Verizon Decreases Price Of Voice, Pushes Data

Verizon Wireless took an important step in the evolution of mobile device service pricing. It decreased its voice prices, but increased the push for more customers to pay for data. I expect other service providers to follow. I believe this trend will continue towards a world where voice charges vanish entirely, but usage-based data charges become more common.

First, here's the news, via the Wall Street Journal:

The carrier, which is jointly owned by Verizon Communications Inc. and Vodafone Group PLC, lowered the rates for its unlimited voice plan to $70 a month from $100. It also cut its baseline voice plan, which comes with 450 minutes, to $40. Unlimited text messaging costs $20 more for each.

First, the obvious: AT&T and others will follow. That's how these things work. Verizon has begun a voice plan price war, which is sure to end with cheaper voice rates across the industry. But what about data?

At the same time, Verizon is pushing payment for data plans.
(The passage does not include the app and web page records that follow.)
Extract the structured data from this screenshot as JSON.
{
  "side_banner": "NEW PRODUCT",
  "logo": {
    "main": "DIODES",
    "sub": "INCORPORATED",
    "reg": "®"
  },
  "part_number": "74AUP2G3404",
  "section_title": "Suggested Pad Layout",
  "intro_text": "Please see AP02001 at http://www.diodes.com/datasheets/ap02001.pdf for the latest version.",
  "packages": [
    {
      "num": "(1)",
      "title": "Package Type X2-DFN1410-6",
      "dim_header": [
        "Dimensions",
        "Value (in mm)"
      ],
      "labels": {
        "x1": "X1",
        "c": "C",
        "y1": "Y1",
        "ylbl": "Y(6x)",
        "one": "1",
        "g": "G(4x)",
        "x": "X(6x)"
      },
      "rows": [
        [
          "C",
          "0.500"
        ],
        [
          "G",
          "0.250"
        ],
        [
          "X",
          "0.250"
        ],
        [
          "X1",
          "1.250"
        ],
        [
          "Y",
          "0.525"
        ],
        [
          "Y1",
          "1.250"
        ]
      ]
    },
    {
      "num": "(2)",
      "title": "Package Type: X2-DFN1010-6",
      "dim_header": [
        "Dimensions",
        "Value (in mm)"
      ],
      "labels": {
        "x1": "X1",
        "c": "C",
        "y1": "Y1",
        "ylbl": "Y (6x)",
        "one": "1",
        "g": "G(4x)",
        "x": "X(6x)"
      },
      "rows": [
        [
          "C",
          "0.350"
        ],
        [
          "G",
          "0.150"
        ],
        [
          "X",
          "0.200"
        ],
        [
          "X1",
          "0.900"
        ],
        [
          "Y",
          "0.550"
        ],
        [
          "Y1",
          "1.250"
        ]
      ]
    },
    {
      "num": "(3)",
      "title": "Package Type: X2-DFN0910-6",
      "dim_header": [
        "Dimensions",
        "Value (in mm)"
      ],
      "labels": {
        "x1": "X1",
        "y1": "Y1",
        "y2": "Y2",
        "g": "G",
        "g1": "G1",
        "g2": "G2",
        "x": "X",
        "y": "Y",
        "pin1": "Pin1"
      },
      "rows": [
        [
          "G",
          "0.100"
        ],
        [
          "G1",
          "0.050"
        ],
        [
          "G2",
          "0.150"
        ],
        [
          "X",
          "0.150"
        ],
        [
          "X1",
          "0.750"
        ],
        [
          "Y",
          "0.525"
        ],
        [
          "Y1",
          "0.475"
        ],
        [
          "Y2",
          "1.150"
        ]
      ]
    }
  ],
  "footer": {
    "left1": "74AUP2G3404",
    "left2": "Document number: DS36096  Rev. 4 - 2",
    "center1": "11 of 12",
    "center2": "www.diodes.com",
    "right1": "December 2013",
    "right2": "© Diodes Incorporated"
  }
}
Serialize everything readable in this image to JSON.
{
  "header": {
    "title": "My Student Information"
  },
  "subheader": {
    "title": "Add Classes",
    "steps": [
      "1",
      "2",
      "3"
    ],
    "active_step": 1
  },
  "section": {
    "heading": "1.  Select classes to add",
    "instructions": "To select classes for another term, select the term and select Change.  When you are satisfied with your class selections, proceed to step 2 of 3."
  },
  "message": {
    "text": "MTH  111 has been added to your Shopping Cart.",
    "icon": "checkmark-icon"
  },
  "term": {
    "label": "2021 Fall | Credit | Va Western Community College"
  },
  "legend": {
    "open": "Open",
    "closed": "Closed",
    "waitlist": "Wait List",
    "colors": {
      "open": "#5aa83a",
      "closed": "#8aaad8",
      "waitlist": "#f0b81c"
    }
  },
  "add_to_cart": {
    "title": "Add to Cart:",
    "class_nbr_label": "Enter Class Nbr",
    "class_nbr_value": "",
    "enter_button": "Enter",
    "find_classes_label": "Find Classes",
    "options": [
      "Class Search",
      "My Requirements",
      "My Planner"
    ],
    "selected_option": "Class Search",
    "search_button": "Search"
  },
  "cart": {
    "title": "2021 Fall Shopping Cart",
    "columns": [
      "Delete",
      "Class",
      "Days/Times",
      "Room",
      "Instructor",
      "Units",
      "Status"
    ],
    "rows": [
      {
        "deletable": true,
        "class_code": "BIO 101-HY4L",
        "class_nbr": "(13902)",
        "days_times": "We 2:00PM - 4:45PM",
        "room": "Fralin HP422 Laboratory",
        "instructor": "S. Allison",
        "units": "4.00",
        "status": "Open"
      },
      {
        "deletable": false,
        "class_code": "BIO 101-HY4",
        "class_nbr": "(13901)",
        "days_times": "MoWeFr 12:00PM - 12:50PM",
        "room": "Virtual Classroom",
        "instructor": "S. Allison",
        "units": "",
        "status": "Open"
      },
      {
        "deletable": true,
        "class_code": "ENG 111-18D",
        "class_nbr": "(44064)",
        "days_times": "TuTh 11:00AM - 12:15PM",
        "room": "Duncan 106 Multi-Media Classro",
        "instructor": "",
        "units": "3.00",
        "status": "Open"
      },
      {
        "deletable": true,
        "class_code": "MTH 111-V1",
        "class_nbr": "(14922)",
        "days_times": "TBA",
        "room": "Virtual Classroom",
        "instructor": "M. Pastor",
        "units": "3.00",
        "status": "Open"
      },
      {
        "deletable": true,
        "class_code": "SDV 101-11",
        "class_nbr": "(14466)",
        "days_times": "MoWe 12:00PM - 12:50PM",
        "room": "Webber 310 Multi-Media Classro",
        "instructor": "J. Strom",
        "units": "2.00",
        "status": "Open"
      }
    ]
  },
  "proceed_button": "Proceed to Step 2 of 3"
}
Customers who buy a high-end smart phone, which can run applications and surf the Web, already have to pay $30 a month for an unlimited data plan. Now, a $10 plan for 25 megabytes will be required for those with slightly less advanced phones as well.

For some reason, most articles I've read on this don't get the news exactly right. They say that the $10 plan results in a price increase on data. But the way I read Verizon's website, and after speaking with one of its media contacts, I understand data prices staying flat or actually declining. Let me explain.

The new pricing scheme also eliminates a $19.99 plan for 75 megabytes of usage. So that makes it appear that they've increased their price by 50%. But that's false. First of all, the $9.99/25 megabyte plan was also available before. Second, the old $9.99/25 megabyte plan charged 50 cents per megabyte for data overage. That's been slashed to 20 cents per megabyte, which means that if you use 75 megabytes, then you pay $19.99 -- which is the same as before. But that old $19.99 plan also charged 30 cents per megabyte after that while the new $9.99 plan keeps it at 20 cents per megabyte even after the first 75. That means overage is cheaper.

Of course, very heavy data users are still a lot better off with an unlimited plan for $30 per month.

But it's true that Verizon did push the minimum $10 data plan onto more of its phones. So it's herding more users to pay for data along with its voice price cut.

This makes sense. We've entered a technological framework where there really isn't much distinction between voice and data -- there's only data. Applications like Google Voice allow smartphone users to make voice calls through data networks. So I would expect that voice prices will continue to decline, eventually reaching zero. Meanwhile, however, service providers will make sure that more customers are paying for data to replace those losses on voice revenue.

And I would expect those companies to eventually begin increasing the price of data for that reason as well. We're already seeing the relative cost of data increasing here -- since the price of voice declined while data's stayed approximately constant. I also find it notable that Verizon pushed an incremental plan onto more phones -- not an unlimited plan. While a cheaper alternative, it could mark a move towards getting consumers used to paying for data based on usage. There will likely always be high-priced unlimited plans for huge data hogs to enjoy, but these companies would certainly like to make more money off light users through incremental usage plans.